• WORK INSTRUCTION
If you see a picture in the data below, omit it and copy the rest exactly.

Page and application data records:
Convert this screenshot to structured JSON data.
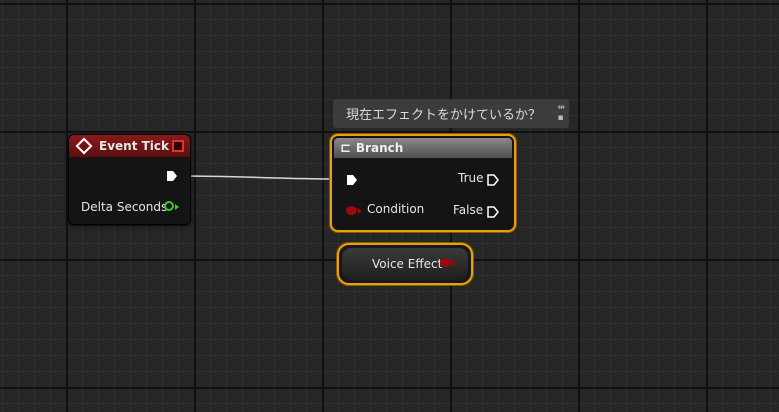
{
  "event_tick": {
    "title": "Event Tick",
    "delta_seconds_label": "Delta Seconds",
    "header_color": "#8a1a1a"
  },
  "comment": {
    "text": "現在エフェクトをかけているか？"
  },
  "branch": {
    "title": "Branch",
    "true_label": "True",
    "false_label": "False",
    "condition_label": "Condition",
    "header_color": "#6a6a6a",
    "selection_color": "#e6a010"
  },
  "voice_effect": {
    "label": "Voice Effect",
    "pin_color": "#9a0a0a"
  },
  "icons": {
    "event": "diamond-icon",
    "stop": "stop-icon",
    "branch": "branch-icon",
    "comment_pin": "pin-icon"
  }
}
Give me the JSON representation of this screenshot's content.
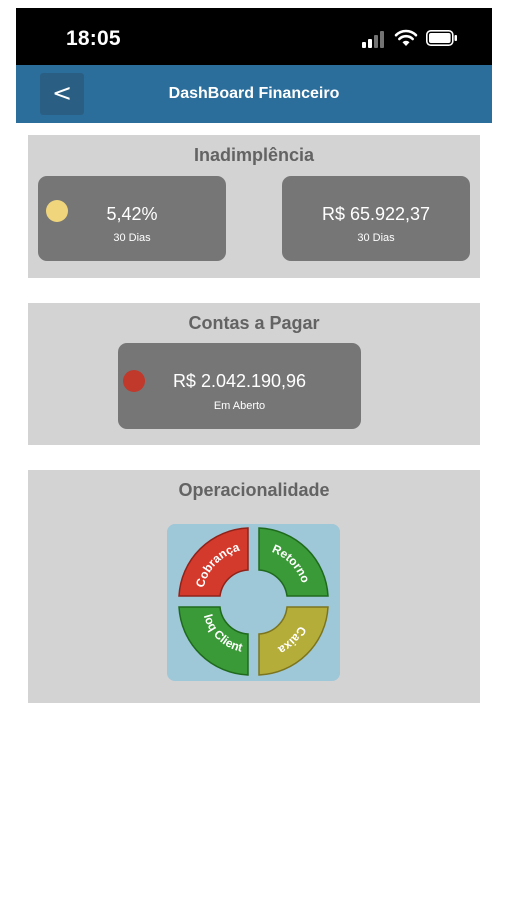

• ANSWER SECTION
Convert this screenshot to structured JSON data.
{
  "event_tick": {
    "title": "Event Tick",
    "delta_seconds_label": "Delta Seconds",
    "header_color": "#8a1a1a"
  },
  "comment": {
    "text": "現在エフェクトをかけているか？"
  },
  "branch": {
    "title": "Branch",
    "true_label": "True",
    "false_label": "False",
    "condition_label": "Condition",
    "header_color": "#6a6a6a",
    "selection_color": "#e6a010"
  },
  "voice_effect": {
    "label": "Voice Effect",
    "pin_color": "#9a0a0a"
  },
  "icons": {
    "event": "diamond-icon",
    "stop": "stop-icon",
    "branch": "branch-icon",
    "comment_pin": "pin-icon"
  }
}
Give me the JSON representation of this screenshot's content.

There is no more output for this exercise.